Project Eternity Update #44: The Rules of (Melee) Engagement
Update by Josh Sawyer, Project Director and Lead Designer
Last week, our art director, Rob, showed you our godlike concepts and dazzled you with an in-depth technical breakdown of how we're doing animation rigging on the project. This week, we'll be talking about a different technical subject, but one that's more connected to gameplay: engagement -- specifically, melee engagement.
Melee engagement is a solution to two common problems in the Infinity Engine games: melee characters' inability to control an area and ranged characters' ability to "kite" melee characters. In the Infinity Engine games, melee characters could be quite powerful in toe-to-toe combat, but many opponents found ways to foil those characters with little difficulty. Fast characters could easily rush around a slower melee character with impunity and ranged characters could backpedal perpetually out of reach.
If you're familiar with D&D 3E/3.5/4E/Pathfinder's attack of opportunity mechanics, Project Eternity's melee engagement fills a similar role by making melee combatants "sticky". Coming near a melee combatant means being drawn into Engagement with him or her, a state that can be risky to get out of.
Here's how it works: when two opposed combatants come near each other and one of them a) has a melee weapon equipped b) is not moving and c) is not currently at his or her maximum limit of engagement targets (the standard is 1), the other character will be Engaged.
When an opponent is Engaged by an attacker, moving any significant distance away from the attacker will provoke a Disengagement Attack. A Disengagement Attack has an inherent Accuracy bonus, does significantly more damage than a standard attack, and will call a hit reaction animation while momentarily stopping the character's movement.
When it's initiated, a Disengagement Attack automatically breaks Engagement on the target, but if the target is also the attacker's current melee target, the attacker will typically be able to re-establish Engagement before the target can move farther away. In this manner, melee combatants, especially ones that have high Accuracy and damage per hit, have a solid mechanic for keeping enemies close to them -- or making the cost of escape extremely expensive.
Of course, there are other ways to end Engagement. If the attacker switches to a non-melee weapon or performs a non-melee-based action, Engagement immediately ends. If the attacker moves away from their Engagement targets, is paralyzed, knocked down, or otherwise prevented from maintaining a threat, Engagement will also immediately end. If the attacker has a limited number of Engagement targets (as most do) and switches his or her attack focus to a different character, Engagement immediately ends.

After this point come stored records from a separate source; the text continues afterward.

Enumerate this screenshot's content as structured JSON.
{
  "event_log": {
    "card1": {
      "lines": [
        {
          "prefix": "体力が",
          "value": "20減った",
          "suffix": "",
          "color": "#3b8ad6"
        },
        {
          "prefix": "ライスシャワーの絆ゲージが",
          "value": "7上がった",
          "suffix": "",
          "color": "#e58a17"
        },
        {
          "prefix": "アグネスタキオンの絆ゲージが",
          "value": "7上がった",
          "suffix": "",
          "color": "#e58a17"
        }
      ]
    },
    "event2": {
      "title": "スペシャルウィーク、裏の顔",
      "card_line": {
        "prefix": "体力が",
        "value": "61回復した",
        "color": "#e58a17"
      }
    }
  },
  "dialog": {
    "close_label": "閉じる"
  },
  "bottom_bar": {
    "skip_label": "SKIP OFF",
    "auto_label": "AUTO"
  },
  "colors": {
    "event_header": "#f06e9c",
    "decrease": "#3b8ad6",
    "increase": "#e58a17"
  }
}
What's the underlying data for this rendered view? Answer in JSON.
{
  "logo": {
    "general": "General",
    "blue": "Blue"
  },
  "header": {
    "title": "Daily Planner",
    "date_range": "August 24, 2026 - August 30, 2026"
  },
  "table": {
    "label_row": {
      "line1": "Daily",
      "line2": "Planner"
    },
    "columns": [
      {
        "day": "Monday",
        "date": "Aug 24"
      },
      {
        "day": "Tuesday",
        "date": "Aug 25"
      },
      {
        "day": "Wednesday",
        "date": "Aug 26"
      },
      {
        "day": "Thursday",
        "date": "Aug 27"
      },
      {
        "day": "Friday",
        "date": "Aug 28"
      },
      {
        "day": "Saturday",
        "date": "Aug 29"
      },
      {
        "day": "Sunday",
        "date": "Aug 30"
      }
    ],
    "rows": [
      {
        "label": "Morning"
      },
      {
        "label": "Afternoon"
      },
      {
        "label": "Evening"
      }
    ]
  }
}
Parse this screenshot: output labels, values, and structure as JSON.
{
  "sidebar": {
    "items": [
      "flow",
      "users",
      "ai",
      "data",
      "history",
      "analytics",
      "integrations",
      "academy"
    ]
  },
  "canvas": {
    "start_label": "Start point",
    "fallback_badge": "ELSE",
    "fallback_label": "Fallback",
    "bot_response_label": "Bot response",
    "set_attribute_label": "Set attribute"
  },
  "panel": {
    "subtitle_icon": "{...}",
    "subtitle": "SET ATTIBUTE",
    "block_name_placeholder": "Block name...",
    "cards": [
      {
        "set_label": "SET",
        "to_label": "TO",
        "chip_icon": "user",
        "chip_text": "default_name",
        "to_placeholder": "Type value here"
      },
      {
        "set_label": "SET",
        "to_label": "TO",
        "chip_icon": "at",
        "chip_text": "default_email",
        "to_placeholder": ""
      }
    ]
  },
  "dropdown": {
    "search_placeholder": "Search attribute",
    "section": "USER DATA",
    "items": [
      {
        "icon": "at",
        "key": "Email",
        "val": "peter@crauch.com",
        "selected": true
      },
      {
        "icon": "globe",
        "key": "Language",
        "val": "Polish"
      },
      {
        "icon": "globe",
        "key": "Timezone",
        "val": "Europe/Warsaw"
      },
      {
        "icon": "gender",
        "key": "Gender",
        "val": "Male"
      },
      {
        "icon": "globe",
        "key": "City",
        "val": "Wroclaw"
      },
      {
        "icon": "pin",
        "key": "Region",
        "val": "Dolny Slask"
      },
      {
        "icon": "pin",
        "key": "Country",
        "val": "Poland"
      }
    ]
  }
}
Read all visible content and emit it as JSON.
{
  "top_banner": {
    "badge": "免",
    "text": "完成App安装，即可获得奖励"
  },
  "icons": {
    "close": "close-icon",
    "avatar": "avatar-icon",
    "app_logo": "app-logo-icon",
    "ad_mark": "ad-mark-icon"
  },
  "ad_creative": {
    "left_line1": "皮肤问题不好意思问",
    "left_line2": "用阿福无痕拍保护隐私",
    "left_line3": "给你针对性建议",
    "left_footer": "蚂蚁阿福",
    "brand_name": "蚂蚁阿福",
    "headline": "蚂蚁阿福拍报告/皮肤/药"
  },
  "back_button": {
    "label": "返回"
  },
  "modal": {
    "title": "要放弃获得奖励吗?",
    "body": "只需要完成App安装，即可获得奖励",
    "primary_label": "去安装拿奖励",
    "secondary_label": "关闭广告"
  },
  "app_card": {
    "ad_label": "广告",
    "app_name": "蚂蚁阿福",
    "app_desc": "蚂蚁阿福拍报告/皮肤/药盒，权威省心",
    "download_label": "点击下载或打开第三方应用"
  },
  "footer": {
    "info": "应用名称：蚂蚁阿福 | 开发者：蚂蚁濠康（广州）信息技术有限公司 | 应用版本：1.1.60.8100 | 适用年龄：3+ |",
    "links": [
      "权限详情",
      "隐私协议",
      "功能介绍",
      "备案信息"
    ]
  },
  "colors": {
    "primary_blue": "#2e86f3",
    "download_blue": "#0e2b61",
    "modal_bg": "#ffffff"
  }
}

We believe that Engagement can give AI a clear "decision point" where they can evaluate the threat of their new status and choose the appropriate course of action. For player-controlled characters, it makes melee enemies more potent threats and presents players with tactical challenges to solve.
We want Engagement to be a mechanic that players and enemies can mess with using a variety of class Abilities and general Talents, so we will be experimenting with a variety of elements to that end:
- Fighters' Defender mode allows them to engage two additional targets and increases the range at which they engage targets. This gives fighters much greater capability to control the area around them.
- The limited-use Escape ability lets rogues break Engagement without provoking a Disengagement Attack. It is generally best used when the rogue's enemy is preoccupied with another target.
- Barbarians can use Wild Rush to temporarily ignore the movement stop and hit reactions from Engagement and Disengagement Attacks, respectively -- though they can still suffer massive damage while powering through.
- The wizards' Grimoire Slam allows them to attack an enemy in melee with their magically-charged grimoires, unleashing a concussive wave of energy on contact. If it hits, the attack knocks the target back, usually far enough to break Engagement in the process.
Additionally, creatures may have their own special abilities related to Engagement and Disengagement Attacks. We hope that the system itself is easy to understand but allows for increasingly complex tactical considerations over the course of the game.
That's all for this week! Let us know what you think of the mechanic on our forums. Your feedback, as always, is appreciated. In our next update, in addition to our usual weekly content, we'll also be continuing our thrilling coverage of Chris Avellone's playthrough of Arcanum: Of Steamworks and Magick Obscura.